▽

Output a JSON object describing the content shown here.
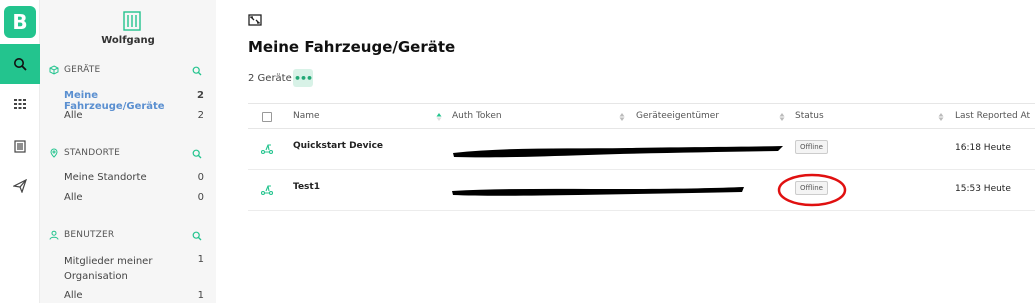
{
  "app": {
    "logo_letter": "B"
  },
  "rail": {
    "items": [
      {
        "name": "search",
        "active": true
      },
      {
        "name": "devices-grid",
        "active": false
      },
      {
        "name": "buildings",
        "active": false
      },
      {
        "name": "send",
        "active": false
      }
    ]
  },
  "sidebar": {
    "org_name": "Wolfgang",
    "sections": [
      {
        "title": "GERÄTE",
        "items": [
          {
            "label": "Meine Fahrzeuge/Geräte",
            "count": "2"
          },
          {
            "label": "Alle",
            "count": "2"
          }
        ]
      },
      {
        "title": "STANDORTE",
        "items": [
          {
            "label": "Meine Standorte",
            "count": "0"
          },
          {
            "label": "Alle",
            "count": "0"
          }
        ]
      },
      {
        "title": "BENUTZER",
        "items": [
          {
            "label": "Mitglieder meiner",
            "label2": "Organisation",
            "count": "1"
          },
          {
            "label": "Alle",
            "count": "1"
          }
        ]
      }
    ]
  },
  "main": {
    "title": "Meine Fahrzeuge/Geräte",
    "count_label": "2 Geräte",
    "more_label": "•••",
    "columns": [
      "Name",
      "Auth Token",
      "Geräteeigentümer",
      "Status",
      "Last Reported At"
    ],
    "rows": [
      {
        "name": "Quickstart Device",
        "status": "Offline",
        "last_reported": "16:18 Heute"
      },
      {
        "name": "Test1",
        "status": "Offline",
        "last_reported": "15:53 Heute"
      }
    ]
  },
  "colors": {
    "accent": "#23c48e",
    "active_link": "#5a8fd0",
    "annotation": "#e01010"
  }
}
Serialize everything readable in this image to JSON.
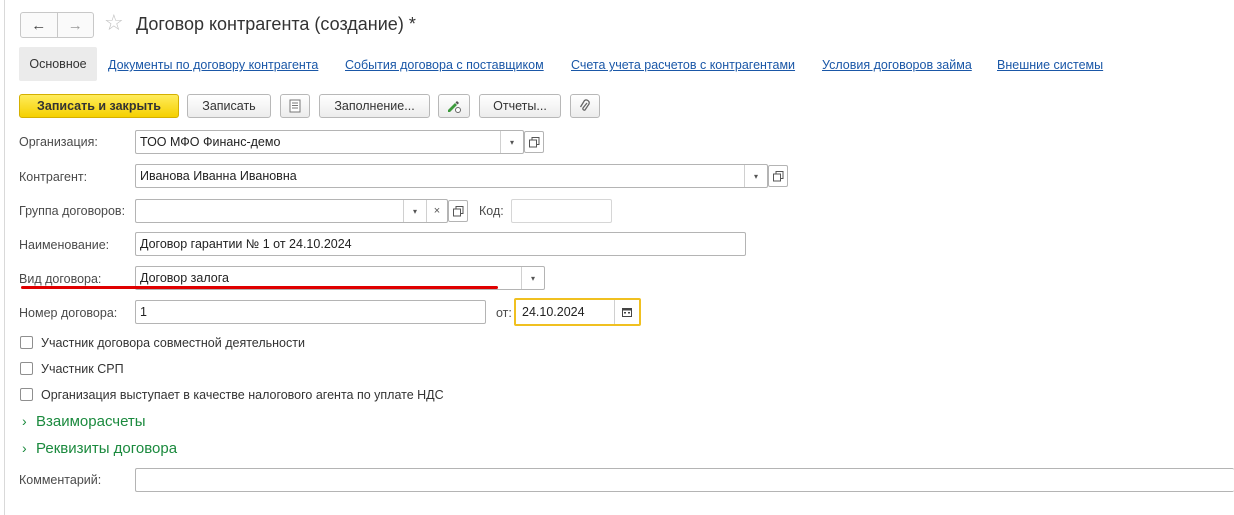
{
  "window": {
    "title": "Договор контрагента (создание) *"
  },
  "nav": {
    "back_icon": "arrow-left-icon",
    "forward_icon": "arrow-right-icon",
    "favorite_icon": "star-icon"
  },
  "tabs": [
    {
      "label": "Основное",
      "active": true
    },
    {
      "label": "Документы по договору контрагента"
    },
    {
      "label": "События договора с поставщиком"
    },
    {
      "label": "Счета учета расчетов с контрагентами"
    },
    {
      "label": "Условия договоров займа"
    },
    {
      "label": "Внешние системы"
    }
  ],
  "toolbar": {
    "save_close": "Записать и закрыть",
    "save": "Записать",
    "fill": "Заполнение...",
    "reports": "Отчеты..."
  },
  "form": {
    "organization": {
      "label": "Организация:",
      "value": "ТОО МФО Финанс-демо"
    },
    "counterparty": {
      "label": "Контрагент:",
      "value": "Иванова Иванна Ивановна"
    },
    "contract_group": {
      "label": "Группа договоров:",
      "value": ""
    },
    "code": {
      "label": "Код:",
      "value": ""
    },
    "name": {
      "label": "Наименование:",
      "value": "Договор гарантии № 1 от 24.10.2024"
    },
    "contract_type": {
      "label": "Вид договора:",
      "value": "Договор залога"
    },
    "contract_number": {
      "label": "Номер договора:",
      "value": "1"
    },
    "date": {
      "label": "от:",
      "value": "24.10.2024"
    },
    "checkboxes": [
      {
        "label": "Участник договора совместной деятельности",
        "checked": false
      },
      {
        "label": "Участник СРП",
        "checked": false
      },
      {
        "label": "Организация выступает в качестве налогового агента по уплате НДС",
        "checked": false
      }
    ],
    "groups": [
      {
        "label": "Взаиморасчеты"
      },
      {
        "label": "Реквизиты договора"
      }
    ],
    "comment": {
      "label": "Комментарий:",
      "value": ""
    }
  },
  "colors": {
    "accent_yellow": "#f5d000",
    "link": "#1a57a7",
    "group_green": "#1b8a3e",
    "highlight_red": "#e00000"
  }
}
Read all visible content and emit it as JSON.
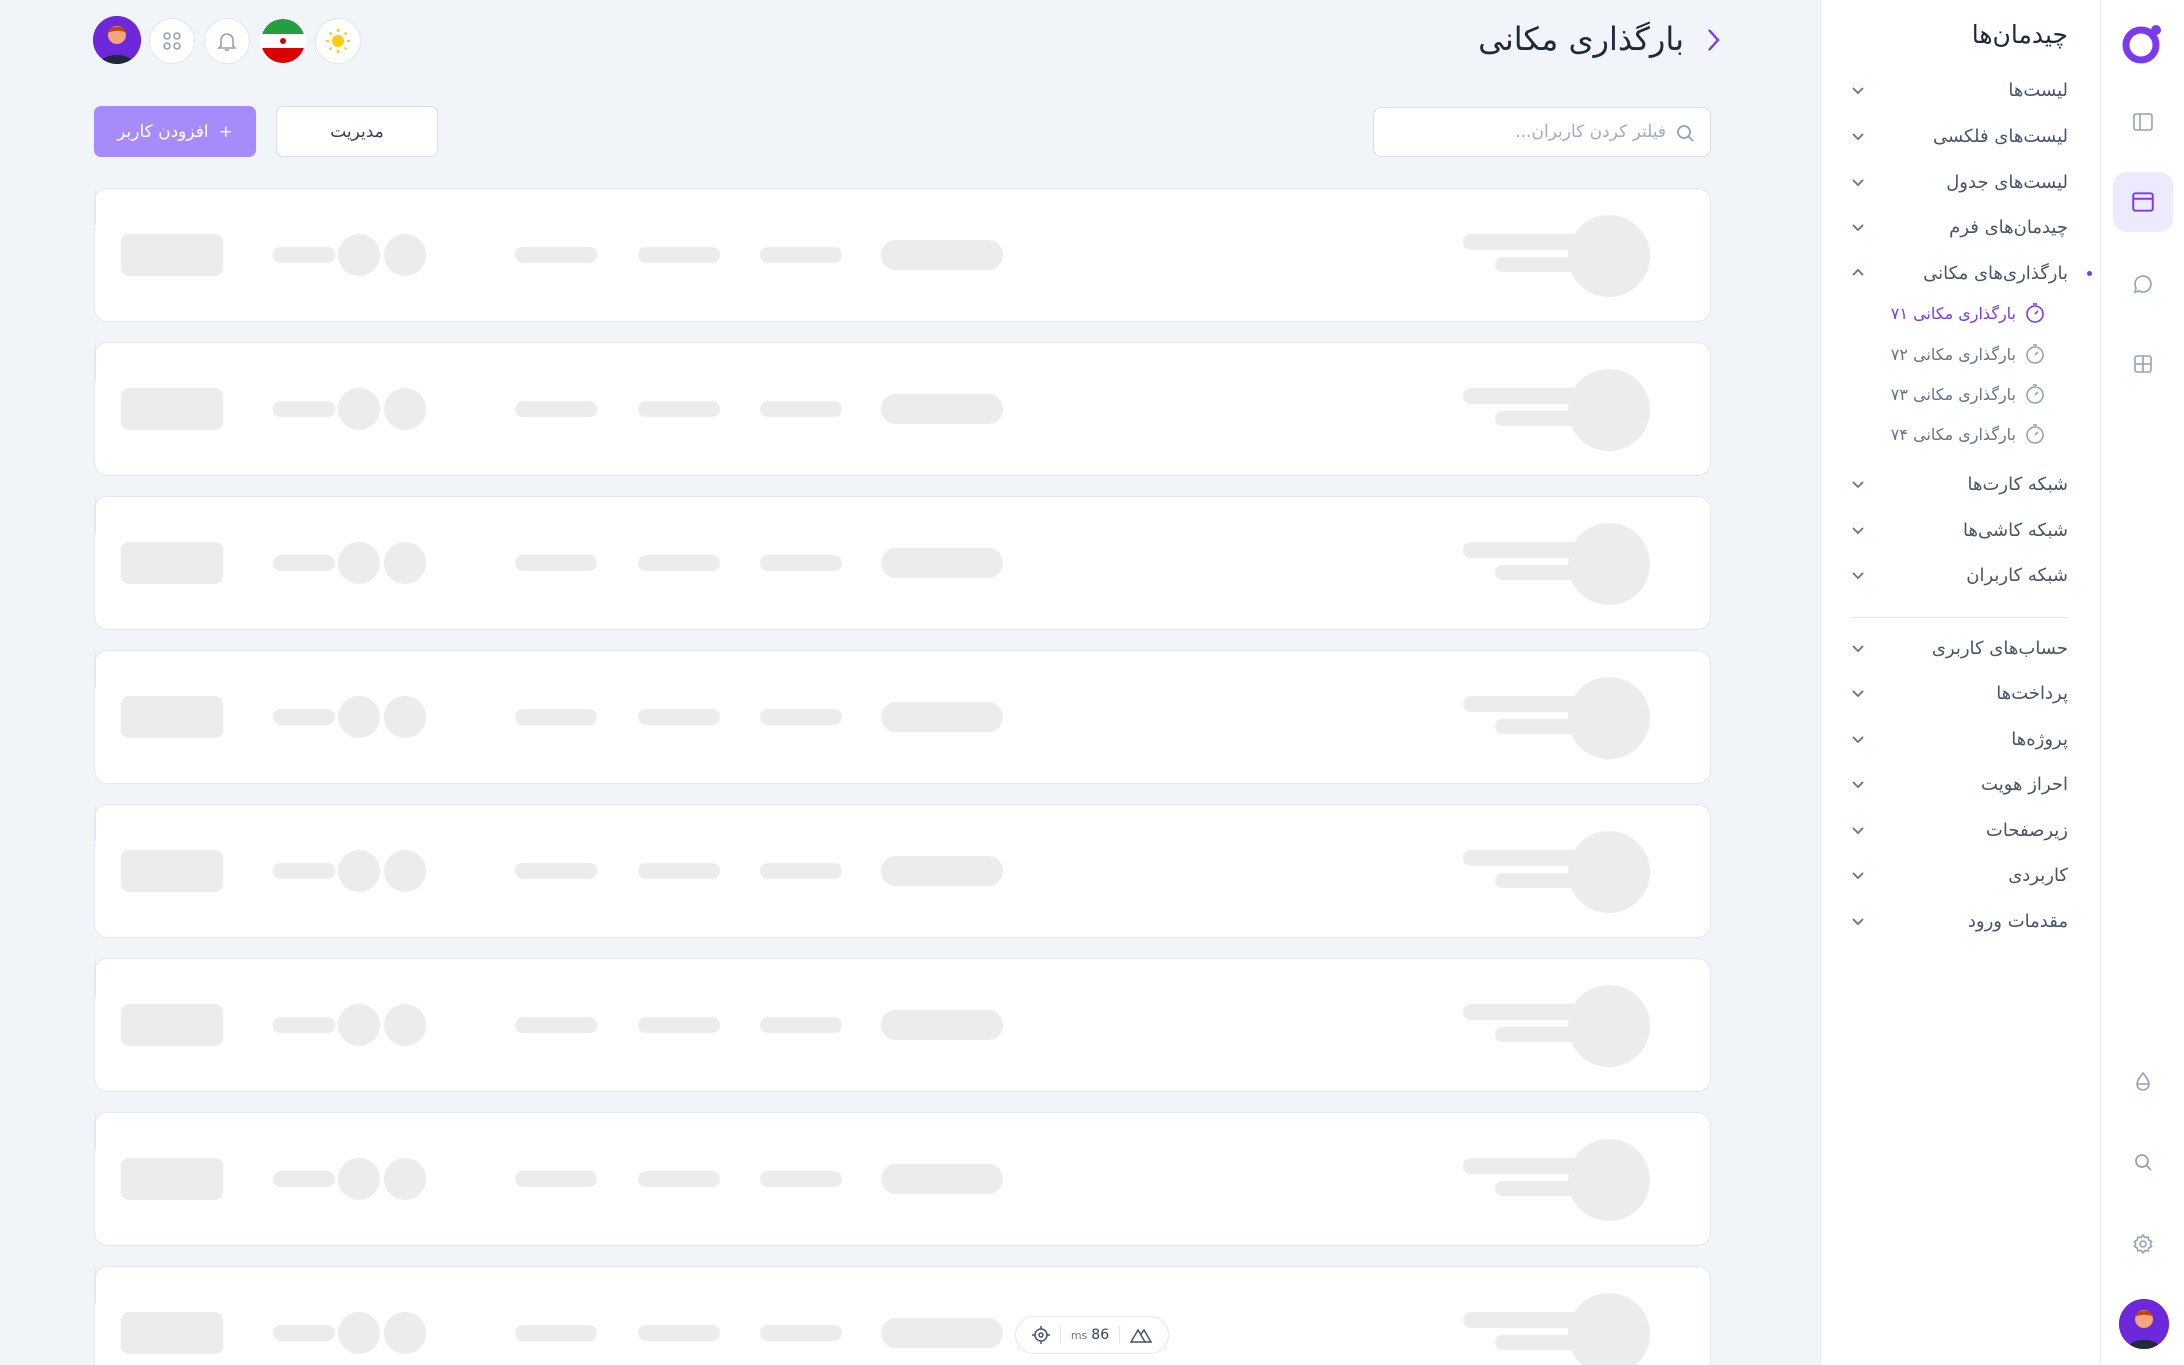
{
  "header": {
    "title": "بارگذاری مکانی",
    "back_icon": "chevron-right-icon",
    "icons": [
      "sun-icon",
      "iran-flag-icon",
      "bell-icon",
      "apps-grid-icon"
    ]
  },
  "toolbar": {
    "search_placeholder": "فیلتر کردن کاربران...",
    "manage_label": "مدیریت",
    "add_label": "افزودن کاربر",
    "add_icon": "plus-icon"
  },
  "subnav": {
    "title": "چیدمان‌ها",
    "groups": [
      {
        "label": "لیست‌ها"
      },
      {
        "label": "لیست‌های فلکسی"
      },
      {
        "label": "لیست‌های جدول"
      },
      {
        "label": "چیدمان‌های فرم"
      },
      {
        "label": "بارگذاری‌های مکانی",
        "expanded": true
      },
      {
        "label": "شبکه کارت‌ها"
      },
      {
        "label": "شبکه کاشی‌ها"
      },
      {
        "label": "شبکه کاربران"
      },
      {
        "label": "حساب‌های کاربری"
      },
      {
        "label": "پرداخت‌ها"
      },
      {
        "label": "پروژه‌ها"
      },
      {
        "label": "احراز هویت"
      },
      {
        "label": "زیرصفحات"
      },
      {
        "label": "کاربردی"
      },
      {
        "label": "مقدمات ورود"
      }
    ],
    "sub_items": [
      {
        "label": "بارگذاری مکانی ۷۱",
        "active": true
      },
      {
        "label": "بارگذاری مکانی ۷۲"
      },
      {
        "label": "بارگذاری مکانی ۷۳"
      },
      {
        "label": "بارگذاری مکانی ۷۴"
      }
    ]
  },
  "rail": {
    "icons": [
      "sidebar-toggle-icon",
      "layout-icon",
      "chat-icon",
      "grid-icon",
      "drop-icon",
      "search-icon",
      "settings-icon"
    ],
    "active": "layout-icon"
  },
  "perf": {
    "value": "86",
    "unit": "ms"
  },
  "colors": {
    "accent": "#7c3aed",
    "accent_light": "#a78bfa",
    "skeleton": "#ececec",
    "background": "#f1f5f9"
  }
}
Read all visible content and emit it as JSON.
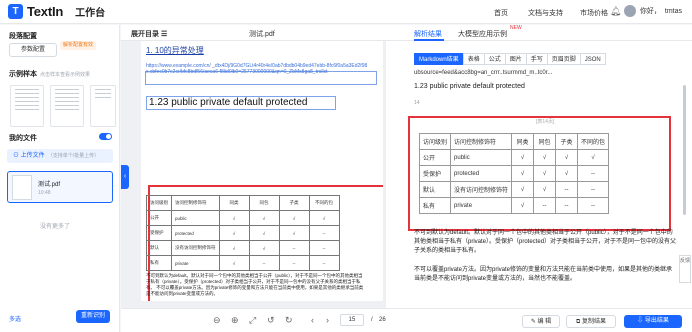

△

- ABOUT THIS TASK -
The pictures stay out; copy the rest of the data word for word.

- TASK ANSWER -
Output a JSON object describing the content shown here.
{
  "app": {
    "logo_letter": "B"
  },
  "rail": {
    "items": [
      {
        "name": "search",
        "active": true
      },
      {
        "name": "devices-grid",
        "active": false
      },
      {
        "name": "buildings",
        "active": false
      },
      {
        "name": "send",
        "active": false
      }
    ]
  },
  "sidebar": {
    "org_name": "Wolfgang",
    "sections": [
      {
        "title": "GERÄTE",
        "items": [
          {
            "label": "Meine Fahrzeuge/Geräte",
            "count": "2"
          },
          {
            "label": "Alle",
            "count": "2"
          }
        ]
      },
      {
        "title": "STANDORTE",
        "items": [
          {
            "label": "Meine Standorte",
            "count": "0"
          },
          {
            "label": "Alle",
            "count": "0"
          }
        ]
      },
      {
        "title": "BENUTZER",
        "items": [
          {
            "label": "Mitglieder meiner",
            "label2": "Organisation",
            "count": "1"
          },
          {
            "label": "Alle",
            "count": "1"
          }
        ]
      }
    ]
  },
  "main": {
    "title": "Meine Fahrzeuge/Geräte",
    "count_label": "2 Geräte",
    "more_label": "•••",
    "columns": [
      "Name",
      "Auth Token",
      "Geräteeigentümer",
      "Status",
      "Last Reported At"
    ],
    "rows": [
      {
        "name": "Quickstart Device",
        "status": "Offline",
        "last_reported": "16:18 Heute"
      },
      {
        "name": "Test1",
        "status": "Offline",
        "last_reported": "15:53 Heute"
      }
    ]
  },
  "colors": {
    "accent": "#23c48e",
    "active_link": "#5a8fd0",
    "annotation": "#e01010"
  }
}
Serialize everything readable in this image to JSON.
{
  "window": {
    "title": "Договор контрагента (создание) *"
  },
  "nav": {
    "back_icon": "arrow-left-icon",
    "forward_icon": "arrow-right-icon",
    "favorite_icon": "star-icon"
  },
  "tabs": [
    {
      "label": "Основное",
      "active": true
    },
    {
      "label": "Документы по договору контрагента"
    },
    {
      "label": "События договора с поставщиком"
    },
    {
      "label": "Счета учета расчетов с контрагентами"
    },
    {
      "label": "Условия договоров займа"
    },
    {
      "label": "Внешние системы"
    }
  ],
  "toolbar": {
    "save_close": "Записать и закрыть",
    "save": "Записать",
    "fill": "Заполнение...",
    "reports": "Отчеты..."
  },
  "form": {
    "organization": {
      "label": "Организация:",
      "value": "ТОО МФО Финанс-демо"
    },
    "counterparty": {
      "label": "Контрагент:",
      "value": "Иванова Иванна Ивановна"
    },
    "contract_group": {
      "label": "Группа договоров:",
      "value": ""
    },
    "code": {
      "label": "Код:",
      "value": ""
    },
    "name": {
      "label": "Наименование:",
      "value": "Договор гарантии № 1 от 24.10.2024"
    },
    "contract_type": {
      "label": "Вид договора:",
      "value": "Договор залога"
    },
    "contract_number": {
      "label": "Номер договора:",
      "value": "1"
    },
    "date": {
      "label": "от:",
      "value": "24.10.2024"
    },
    "checkboxes": [
      {
        "label": "Участник договора совместной деятельности",
        "checked": false
      },
      {
        "label": "Участник СРП",
        "checked": false
      },
      {
        "label": "Организация выступает в качестве налогового агента по уплате НДС",
        "checked": false
      }
    ],
    "groups": [
      {
        "label": "Взаиморасчеты"
      },
      {
        "label": "Реквизиты договора"
      }
    ],
    "comment": {
      "label": "Комментарий:",
      "value": ""
    }
  },
  "colors": {
    "accent_yellow": "#f5d000",
    "link": "#1a57a7",
    "group_green": "#1b8a3e",
    "highlight_red": "#e00000"
  }
}
Read all visible content and emit it as JSON.
{
  "header": {
    "title": "بارگذاری مکانی",
    "back_icon": "chevron-right-icon",
    "icons": [
      "sun-icon",
      "iran-flag-icon",
      "bell-icon",
      "apps-grid-icon"
    ]
  },
  "toolbar": {
    "search_placeholder": "فیلتر کردن کاربران...",
    "manage_label": "مدیریت",
    "add_label": "افزودن کاربر",
    "add_icon": "plus-icon"
  },
  "subnav": {
    "title": "چیدمان‌ها",
    "groups": [
      {
        "label": "لیست‌ها"
      },
      {
        "label": "لیست‌های فلکسی"
      },
      {
        "label": "لیست‌های جدول"
      },
      {
        "label": "چیدمان‌های فرم"
      },
      {
        "label": "بارگذاری‌های مکانی",
        "expanded": true
      },
      {
        "label": "شبکه کارت‌ها"
      },
      {
        "label": "شبکه کاشی‌ها"
      },
      {
        "label": "شبکه کاربران"
      },
      {
        "label": "حساب‌های کاربری"
      },
      {
        "label": "پرداخت‌ها"
      },
      {
        "label": "پروژه‌ها"
      },
      {
        "label": "احراز هویت"
      },
      {
        "label": "زیرصفحات"
      },
      {
        "label": "کاربردی"
      },
      {
        "label": "مقدمات ورود"
      }
    ],
    "sub_items": [
      {
        "label": "بارگذاری مکانی ۷۱",
        "active": true
      },
      {
        "label": "بارگذاری مکانی ۷۲"
      },
      {
        "label": "بارگذاری مکانی ۷۳"
      },
      {
        "label": "بارگذاری مکانی ۷۴"
      }
    ]
  },
  "rail": {
    "icons": [
      "sidebar-toggle-icon",
      "layout-icon",
      "chat-icon",
      "grid-icon",
      "drop-icon",
      "search-icon",
      "settings-icon"
    ],
    "active": "layout-icon"
  },
  "perf": {
    "value": "86",
    "unit": "ms"
  },
  "colors": {
    "accent": "#7c3aed",
    "accent_light": "#a78bfa",
    "skeleton": "#ececec",
    "background": "#f1f5f9"
  }
}
Read all visible content and emit it as JSON.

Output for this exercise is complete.